Since the first generation of computers, which were still operated by entering pure text, a lot has changed. Since the introduction of the Graphical User Interface, which allows even laypersons to use computers, usability is now the main focus. Today, the conception of the interface proves to be a complex interlocking of different development and design activities.

Group working on user interface

Software is not equal to software

With more and more complex technologies, their operation is also becoming more and more demanding. Differently trained users must be taken into account. Software should often not only be designed for desktop use, but should also be functional and intuitive to use on mobile devices. This is where inner logic and the balance between consistency and convention count. The user should be able to find operating functions and elements easily. However, different standards and trends must also be taken into account so that intuitive operation is retained on all devices.

Some sub-disciplines of user interface design

Chart User Interface Design

Sub-disciplines of User Interface Design

User Interface Design comprises first of all the conceptual, visual and technical design of digital interfaces between man and machine. The user interface and the associated interactions are designed according to aspects of user quality and design attractiveness.

The Information Architect initially lays the foundation for the further design. Above all, he categorizes and structures the contents and functions so that the user can find them easily. For a qualitatively valuable user interface design, this task should not be underestimated.

The Interaction Designer plans the provided interaction possibilities and the necessary user guidance. This also includes aspects such as text, icons and the type of interaction – does the user operate with mouse, touch, swipe?

The User Experience Designer basically combines all the disciplines mentioned above and goes one step further. For him, the user experience is at the center of attention. This should be as positive as possible so that the user is enthusiastic and recommends the product to others. For this purpose, so-called “personas” are usually differentiated, which stand prototypically for the individual user groups of a software.

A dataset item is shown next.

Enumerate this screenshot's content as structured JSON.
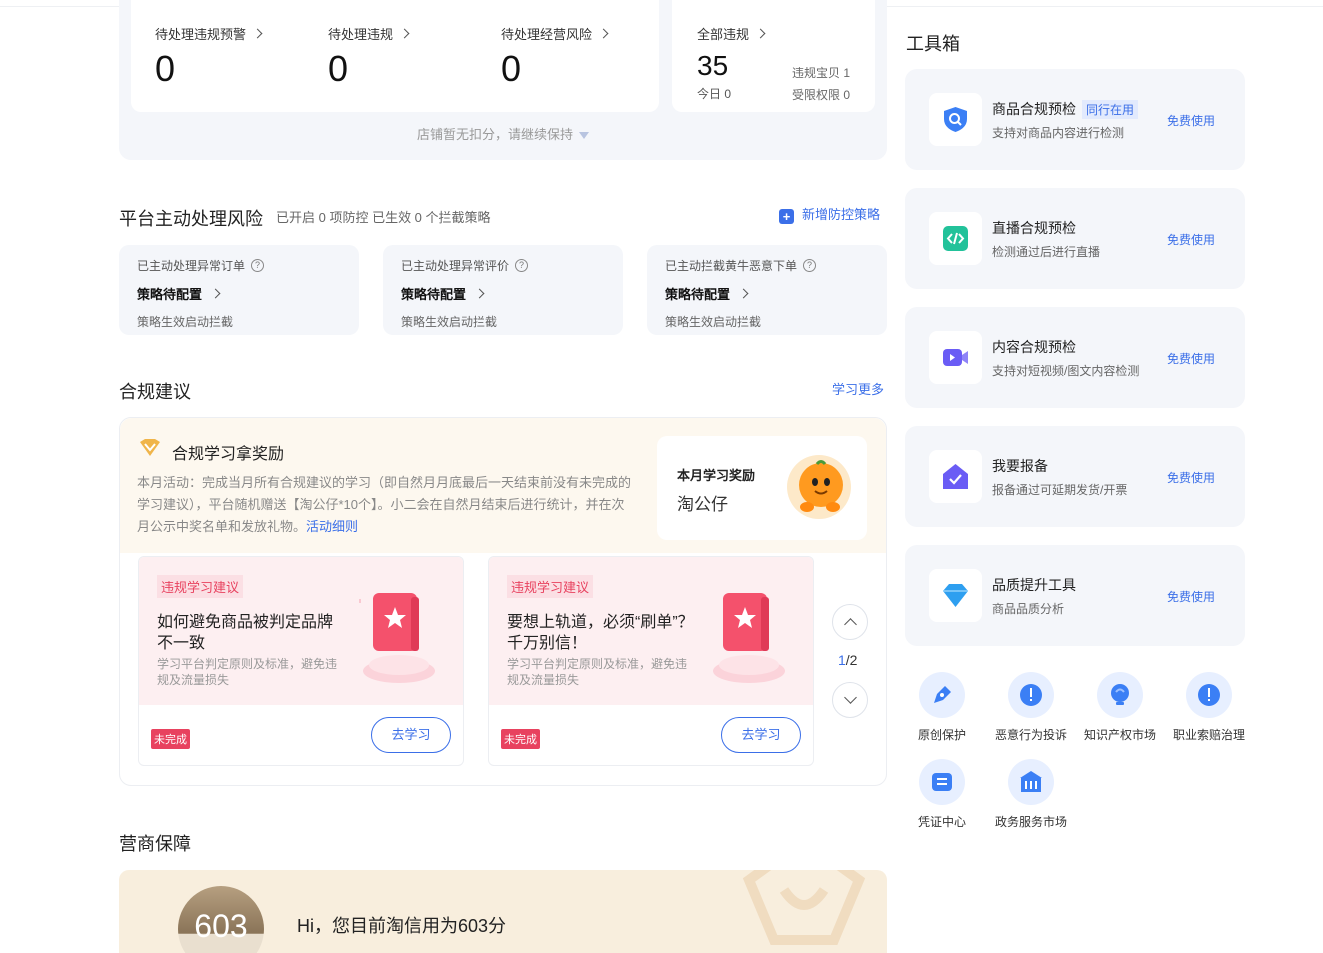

Based on these personas, action scenarios are then designed and thus possible negative experiences are excluded.

Actual … the user interface is the product

As far as the customer is concerned, the interface is the product.” | Jef Raskin*

Jef Raskin, one of the first interface designers at Apple, noticed this almost 20 years ago. And many quickly realized that he was right. Using the example of cloud computing software (SaaS), this can be explained quite simply.

Developer’s view: A developer usually has the big picture in mind. Uniformity is what counts. He prefers to use the latest technology, a single integrated database, and work through the cloud, where he has everything under control. Special solutions, offline capability, etc. – all this means more work for him and a higher risk of problems.

User perspective: A user views a software product from the perspective of his individual needs. He rarely looks into the full depth of the software, but simply at the user interface (UI). One would like to have an easy-to-use UI for his smartphone. Another would like a UI that fully exploits the performance of his desktop PC.

If one divides such different demands on the product into the above-mentioned “personas”, it is much easier to take them into account. The end product may no longer correspond to what a developer would have designed from the outset. Instead, however, more customer wishes are fulfilled, which makes the product more successful.

The fact that such an implementation involves more costs for the customer and may be less easily scalable to large user groups is a critical factor for many. Ultimately, however, consumers also know that a higher investment may be worthwhile for quality.

It makes sense, especially for midsize companies, whose requirements can vary greatly, to invest in adaptable software that meets all their user requirements.


* Raskin, Jef (2000): The Human Interface: New Directions for Designing Interactive Systems. Boston: Addison Wesley.